Commentary: His gift changes lives

 A 30-year-old former refugee is putting together a most extraordinary present — the first high school his community has ever had.
         Valentino Deng, 30, is the central figure in the masterly 2006 best-seller “What Is the What,” by Dave Eggers. The book records Valentino’s life after the Sudanese civil war strikes his remote town in South Sudan. His friends were shot around him. He lost contact with his family, and he became one of the “lost boys” of Sudan. Fleeing government soldiers, dodging land mines, eating leaves and animal carcasses, Valentino saw boys around him carried off and devoured by lions.
         At one point, Valentino and other refugees were attacked by soldiers beside a crocodile-infested river. He swam to safety through water bloodied as some swimmers were shot and others were snatched by crocodiles.
         Valentino learned to read and write at makeshift schools in refugee camps by writing letters in the dust with his finger. Improbably, he turned out to be a brilliant student with a cheerful, upbeat personality. And in 2001, the United States accepted him as a refugee.
         Valentino had earned the right to rest for the next 600 years; instead, he sets an astonishing example of resilience, compassion and charity. He and Eggers channel every penny made from “What Is the What” to a new foundation dedicated to building a high school in his hometown in Sudan.
         Now Valentino’s school is beginning to operate in the town of Marial Bai — a modern high school serving students from thousands of square kilometers.

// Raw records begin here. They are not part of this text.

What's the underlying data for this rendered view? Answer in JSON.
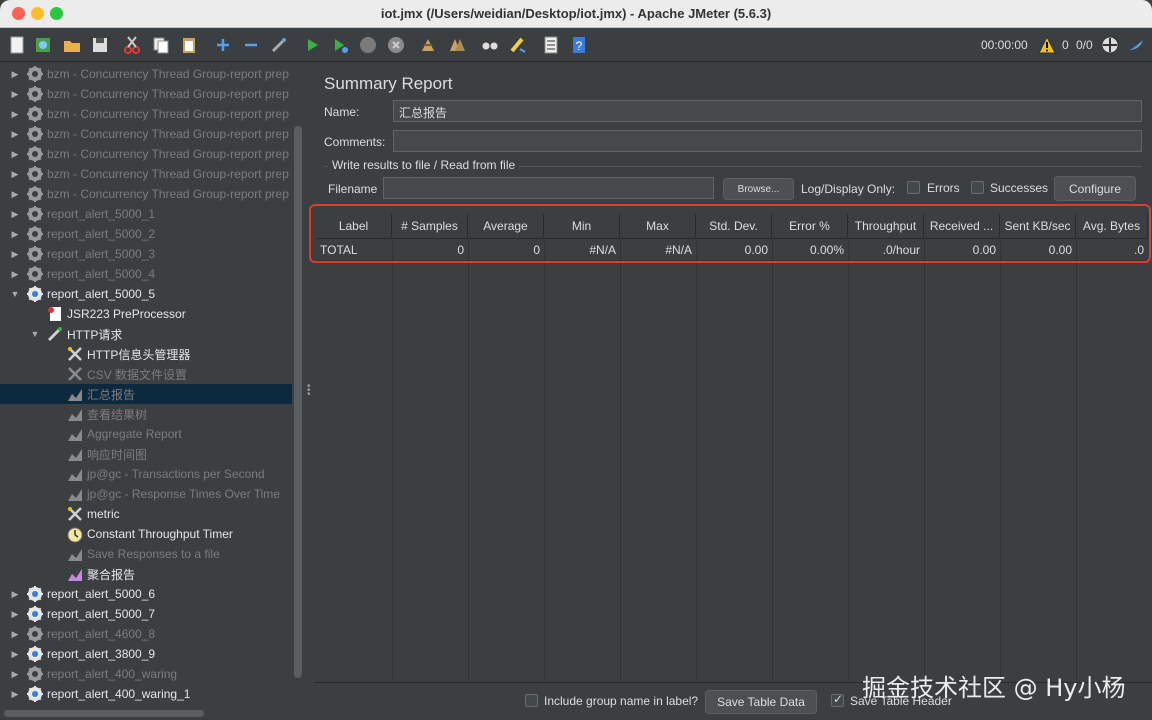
{
  "window": {
    "title": "iot.jmx (/Users/weidian/Desktop/iot.jmx) - Apache JMeter (5.6.3)",
    "traffic_colors": [
      "#fe5f57",
      "#febc2e",
      "#28c840"
    ]
  },
  "toolbar": {
    "timer": "00:00:00",
    "warning_count": "0",
    "threads": "0/0",
    "icons": [
      "new-icon",
      "templates-icon",
      "open-icon",
      "save-icon",
      "cut-icon",
      "copy-icon",
      "paste-icon",
      "expand-icon",
      "collapse-icon",
      "toggle-icon",
      "start-icon",
      "start-no-pauses-icon",
      "stop-icon",
      "shutdown-icon",
      "clear-icon",
      "clear-all-icon",
      "search-icon",
      "reset-search-icon",
      "function-helper-icon",
      "help-icon"
    ]
  },
  "tree": {
    "items": [
      {
        "label": "bzm - Concurrency Thread Group-report prep",
        "depth": 0,
        "arrow": "right",
        "icon": "gear",
        "dim": true
      },
      {
        "label": "bzm - Concurrency Thread Group-report prep",
        "depth": 0,
        "arrow": "right",
        "icon": "gear",
        "dim": true
      },
      {
        "label": "bzm - Concurrency Thread Group-report prep",
        "depth": 0,
        "arrow": "right",
        "icon": "gear",
        "dim": true
      },
      {
        "label": "bzm - Concurrency Thread Group-report prep",
        "depth": 0,
        "arrow": "right",
        "icon": "gear",
        "dim": true
      },
      {
        "label": "bzm - Concurrency Thread Group-report prep",
        "depth": 0,
        "arrow": "right",
        "icon": "gear",
        "dim": true
      },
      {
        "label": "bzm - Concurrency Thread Group-report prep",
        "depth": 0,
        "arrow": "right",
        "icon": "gear",
        "dim": true
      },
      {
        "label": "bzm - Concurrency Thread Group-report prep",
        "depth": 0,
        "arrow": "right",
        "icon": "gear",
        "dim": true
      },
      {
        "label": "report_alert_5000_1",
        "depth": 0,
        "arrow": "right",
        "icon": "gear",
        "dim": true
      },
      {
        "label": "report_alert_5000_2",
        "depth": 0,
        "arrow": "right",
        "icon": "gear",
        "dim": true
      },
      {
        "label": "report_alert_5000_3",
        "depth": 0,
        "arrow": "right",
        "icon": "gear",
        "dim": true
      },
      {
        "label": "report_alert_5000_4",
        "depth": 0,
        "arrow": "right",
        "icon": "gear",
        "dim": true
      },
      {
        "label": "report_alert_5000_5",
        "depth": 0,
        "arrow": "down",
        "icon": "gear",
        "dim": false
      },
      {
        "label": "JSR223 PreProcessor",
        "depth": 1,
        "arrow": "",
        "icon": "script",
        "dim": false
      },
      {
        "label": "HTTP请求",
        "depth": 1,
        "arrow": "down",
        "icon": "pipette",
        "dim": false
      },
      {
        "label": "HTTP信息头管理器",
        "depth": 2,
        "arrow": "",
        "icon": "tools",
        "dim": false
      },
      {
        "label": "CSV 数据文件设置",
        "depth": 2,
        "arrow": "",
        "icon": "tools",
        "dim": true
      },
      {
        "label": "汇总报告",
        "depth": 2,
        "arrow": "",
        "icon": "chart",
        "dim": true,
        "selected": true
      },
      {
        "label": "查看结果树",
        "depth": 2,
        "arrow": "",
        "icon": "chart",
        "dim": true
      },
      {
        "label": "Aggregate Report",
        "depth": 2,
        "arrow": "",
        "icon": "chart",
        "dim": true
      },
      {
        "label": "响应时间图",
        "depth": 2,
        "arrow": "",
        "icon": "chart",
        "dim": true
      },
      {
        "label": "jp@gc - Transactions per Second",
        "depth": 2,
        "arrow": "",
        "icon": "chart",
        "dim": true
      },
      {
        "label": "jp@gc - Response Times Over Time",
        "depth": 2,
        "arrow": "",
        "icon": "chart",
        "dim": true
      },
      {
        "label": "metric",
        "depth": 2,
        "arrow": "",
        "icon": "tools",
        "dim": false
      },
      {
        "label": "Constant Throughput Timer",
        "depth": 2,
        "arrow": "",
        "icon": "timer",
        "dim": false
      },
      {
        "label": "Save Responses to a file",
        "depth": 2,
        "arrow": "",
        "icon": "chart",
        "dim": true
      },
      {
        "label": "聚合报告",
        "depth": 2,
        "arrow": "",
        "icon": "chart-purple",
        "dim": false
      },
      {
        "label": "report_alert_5000_6",
        "depth": 0,
        "arrow": "right",
        "icon": "gear",
        "dim": false
      },
      {
        "label": "report_alert_5000_7",
        "depth": 0,
        "arrow": "right",
        "icon": "gear",
        "dim": false
      },
      {
        "label": "report_alert_4600_8",
        "depth": 0,
        "arrow": "right",
        "icon": "gear",
        "dim": true
      },
      {
        "label": "report_alert_3800_9",
        "depth": 0,
        "arrow": "right",
        "icon": "gear",
        "dim": false
      },
      {
        "label": "report_alert_400_waring",
        "depth": 0,
        "arrow": "right",
        "icon": "gear",
        "dim": true
      },
      {
        "label": "report_alert_400_waring_1",
        "depth": 0,
        "arrow": "right",
        "icon": "gear",
        "dim": false
      }
    ]
  },
  "main": {
    "title": "Summary Report",
    "name_label": "Name:",
    "name_value": "汇总报告",
    "comments_label": "Comments:",
    "comments_value": "",
    "group_title": "Write results to file / Read from file",
    "filename_label": "Filename",
    "filename_value": "",
    "browse_label": "Browse...",
    "log_display_label": "Log/Display Only:",
    "errors_label": "Errors",
    "successes_label": "Successes",
    "configure_label": "Configure"
  },
  "table": {
    "columns": [
      "Label",
      "# Samples",
      "Average",
      "Min",
      "Max",
      "Std. Dev.",
      "Error %",
      "Throughput",
      "Received ...",
      "Sent KB/sec",
      "Avg. Bytes"
    ],
    "rows": [
      [
        "TOTAL",
        "0",
        "0",
        "#N/A",
        "#N/A",
        "0.00",
        "0.00%",
        ".0/hour",
        "0.00",
        "0.00",
        ".0"
      ]
    ],
    "highlight_color": "#e03a2a"
  },
  "footer": {
    "include_group_label": "Include group name in label?",
    "include_group_checked": false,
    "save_table_data_label": "Save Table Data",
    "save_table_header_label": "Save Table Header",
    "save_table_header_checked": true
  },
  "watermark": "掘金技术社区 @ Hy小杨"
}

It had a soft opening earlier this year with 100 students, and he is hoping to increase to 450 students in the coming months — but that means dizzying challenges.
         Valentino’s every step has been Herculean. Building supplies had to be trucked in from Uganda through a jungle where a brutal militia called the Lord’s Resistance Army murders, rapes and loots. There is no electricity or running water in Marial Bai, so the high school’s computers will have to run on solar power. When a microscope arrived the other day, a science teacher was overcome. He had never actually touched one.
         “What he’s accomplished in his hometown is astounding,” Eggers said. “A 14-structure educational complex built from scratch in one year. It boggles the mind.
         “He’s succeeded where countless NGOs stumble, mainly because he knows the local business climate and can negotiate reasonable local prices for materials,” he added, referring to nongovernmental organizations.
         “I’m the lucky one,” Valentino told me. “I must be the one who will make a difference.”